Coronavirus Bankruptcy: Should I Consider Filing for Chapter 7 Bankruptcy?

Coronavirus bankruptcy? Attorney Daniel Gershburg discusses bankruptcy during the coronavirus pandemic.

Coronavirus Bankruptcy Considerations

The coronavirus has changed the way we live, it’s changed the way we worked.

It’s taken any semblance of security that we have in our lives and thrown them out the window. On the one hand, it’s obviously affecting us physically, the way we leave our apartments, the way we travel, who we see and how. But on the other hand, it’s affected us financially.

How many of us have already been in situations where we barely can make ends meet? How many of us try and strategize how we’re gonna pay our commercial landlord this month’s rent? Or, how we can move money from one credit card over to another, to make sure that we have enough to put food on the table. This is where bankruptcy comes in.

Bankruptcy before coronavirus and after coronavirus allows people to get rid of many types of unsecured debt and start fresh. And when I say start fresh, I don’t just mean financially, I mean emotionally.

I’ve had the pleasure of, over the past 14 years, helping thousands of people get out of debt. And coronavirus is just another example of something that’s outside of your control that’s forcing a financial issue that may have already been there.

So, the question is should you file for bankruptcy? If you’re newly unemployed and you only have a specific amount of money left over to pay for bills, then yes, it’s possible that you should file for bankruptcy, because instead of throwing away money on credit card minimums, you can conserve that money and potentially exempt that money in a bankruptcy itself. In other words, you can keep it and pay for the things that you really need to pay for, for your family.

If you have small business, and it’s completely collapsed, and it’s been outside of your control, then yes, we should have a conversation about filing for bankruptcy.

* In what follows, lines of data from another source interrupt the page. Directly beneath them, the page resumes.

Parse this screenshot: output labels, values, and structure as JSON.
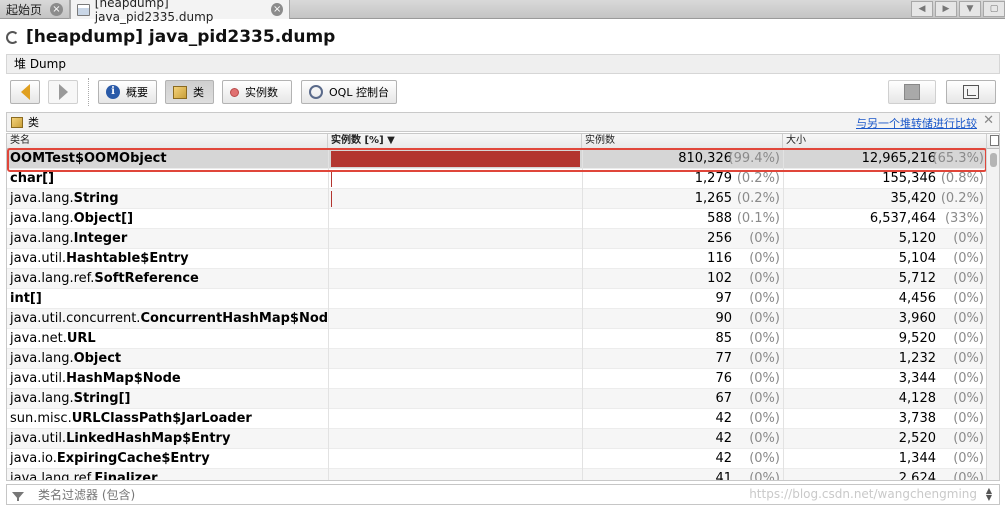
{
  "tabs": {
    "home": "起始页",
    "active": "[heapdump] java_pid2335.dump"
  },
  "title": "[heapdump] java_pid2335.dump",
  "view_label": "堆 Dump",
  "toolbar": {
    "summary": "概要",
    "classes": "类",
    "instances": "实例数",
    "oql": "OQL 控制台"
  },
  "panel": {
    "title": "类",
    "compare_link": "与另一个堆转储进行比较"
  },
  "columns": {
    "name": "类名",
    "instances_pct": "实例数 [%] ▼",
    "instances": "实例数",
    "size": "大小"
  },
  "rows": [
    {
      "pkg": "",
      "cls": "OOMTest$OOMObject",
      "bold_all": true,
      "bar_fraction": 0.994,
      "instances": "810,326",
      "inst_pct": "(99.4%)",
      "size": "12,965,216",
      "size_pct": "(65.3%)"
    },
    {
      "pkg": "",
      "cls": "char[]",
      "bold_all": true,
      "bar_fraction": 0.002,
      "instances": "1,279",
      "inst_pct": "(0.2%)",
      "size": "155,346",
      "size_pct": "(0.8%)"
    },
    {
      "pkg": "java.lang.",
      "cls": "String",
      "bar_fraction": 0.002,
      "instances": "1,265",
      "inst_pct": "(0.2%)",
      "size": "35,420",
      "size_pct": "(0.2%)"
    },
    {
      "pkg": "java.lang.",
      "cls": "Object[]",
      "bar_fraction": 0.001,
      "instances": "588",
      "inst_pct": "(0.1%)",
      "size": "6,537,464",
      "size_pct": "(33%)"
    },
    {
      "pkg": "java.lang.",
      "cls": "Integer",
      "bar_fraction": 0,
      "instances": "256",
      "inst_pct": "(0%)",
      "size": "5,120",
      "size_pct": "(0%)"
    },
    {
      "pkg": "java.util.",
      "cls": "Hashtable$Entry",
      "bar_fraction": 0,
      "instances": "116",
      "inst_pct": "(0%)",
      "size": "5,104",
      "size_pct": "(0%)"
    },
    {
      "pkg": "java.lang.ref.",
      "cls": "SoftReference",
      "bar_fraction": 0,
      "instances": "102",
      "inst_pct": "(0%)",
      "size": "5,712",
      "size_pct": "(0%)"
    },
    {
      "pkg": "",
      "cls": "int[]",
      "bold_all": true,
      "bar_fraction": 0,
      "instances": "97",
      "inst_pct": "(0%)",
      "size": "4,456",
      "size_pct": "(0%)"
    },
    {
      "pkg": "java.util.concurrent.",
      "cls": "ConcurrentHashMap$Node",
      "bar_fraction": 0,
      "instances": "90",
      "inst_pct": "(0%)",
      "size": "3,960",
      "size_pct": "(0%)"
    },
    {
      "pkg": "java.net.",
      "cls": "URL",
      "bar_fraction": 0,
      "instances": "85",
      "inst_pct": "(0%)",
      "size": "9,520",
      "size_pct": "(0%)"
    },
    {
      "pkg": "java.lang.",
      "cls": "Object",
      "bar_fraction": 0,
      "instances": "77",
      "inst_pct": "(0%)",
      "size": "1,232",
      "size_pct": "(0%)"
    },
    {
      "pkg": "java.util.",
      "cls": "HashMap$Node",
      "bar_fraction": 0,
      "instances": "76",
      "inst_pct": "(0%)",
      "size": "3,344",
      "size_pct": "(0%)"
    },
    {
      "pkg": "java.lang.",
      "cls": "String[]",
      "bar_fraction": 0,
      "instances": "67",
      "inst_pct": "(0%)",
      "size": "4,128",
      "size_pct": "(0%)"
    },
    {
      "pkg": "sun.misc.",
      "cls": "URLClassPath$JarLoader",
      "bar_fraction": 0,
      "instances": "42",
      "inst_pct": "(0%)",
      "size": "3,738",
      "size_pct": "(0%)"
    },
    {
      "pkg": "java.util.",
      "cls": "LinkedHashMap$Entry",
      "bar_fraction": 0,
      "instances": "42",
      "inst_pct": "(0%)",
      "size": "2,520",
      "size_pct": "(0%)"
    },
    {
      "pkg": "java.io.",
      "cls": "ExpiringCache$Entry",
      "bar_fraction": 0,
      "instances": "42",
      "inst_pct": "(0%)",
      "size": "1,344",
      "size_pct": "(0%)"
    },
    {
      "pkg": "java.lang.ref.",
      "cls": "Finalizer",
      "bar_fraction": 0,
      "instances": "41",
      "inst_pct": "(0%)",
      "size": "2,624",
      "size_pct": "(0%)"
    }
  ],
  "filter": {
    "placeholder": "类名过滤器 (包含)"
  },
  "watermark": "https://blog.csdn.net/wangchengming",
  "colors": {
    "bar": "#b3352f",
    "highlight": "#e0463a",
    "link": "#1a57c9"
  }
}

If you have a scenario where you are employed, but you can’t make ends meet, and as a result of that you’re using credit cards more than you ever have before. Or perhaps your spouse became unemployed. Or, God forbid, somebody in your family got sick and you’ve been thrown into disarray because of medical bills. Then that’s a conversation that we should have.

One of the toughest parts of my job as a bankruptcy attorney is convincing people and really talking to people about why bankruptcy itself is probably one of the best ways that you can start your life anew. People seem to have this misnomer that bankruptcy is there to punish, that there’s some catch, that there’s a huge stigma attached. I can tell you that in all my years of practice, I’ve represented people that have been unemployed, that have earned $5000, and people that have earned $200,000, all of them have something in common, even the life circumstance. Here, a life circumstance has thrown their lives into disarray, where they can’t make ends meet, or they become unemployed, or something like coronavirus happens outta nowhere, that accelerates what was already there in the first place. What I can tell you is over this period of time bankruptcy has helped so many people, just like yourself, get out of a situation that they wouldn’t have been in, in the first place, or perhaps that they would have been in, in the first place.

There are a number of different things to consider when filing. Look, each case is different, and we need to talk about the specifics of your case to make sure that you qualify. But if you can get rid of a ton of unsecured debt, if you can get rid of obligations you have, and a commercial lease that you can no longer afford because your business has gone belly up as a result of the coronavirus, if you can literally allow yourself to sleep again knowing that a lot of this debt can be taken care off, then it’s something that we should talk about. I’m always here for you, and I will continue to be.

Questions about whether Chapter 7 bankruptcy is right for you? Let’s talk.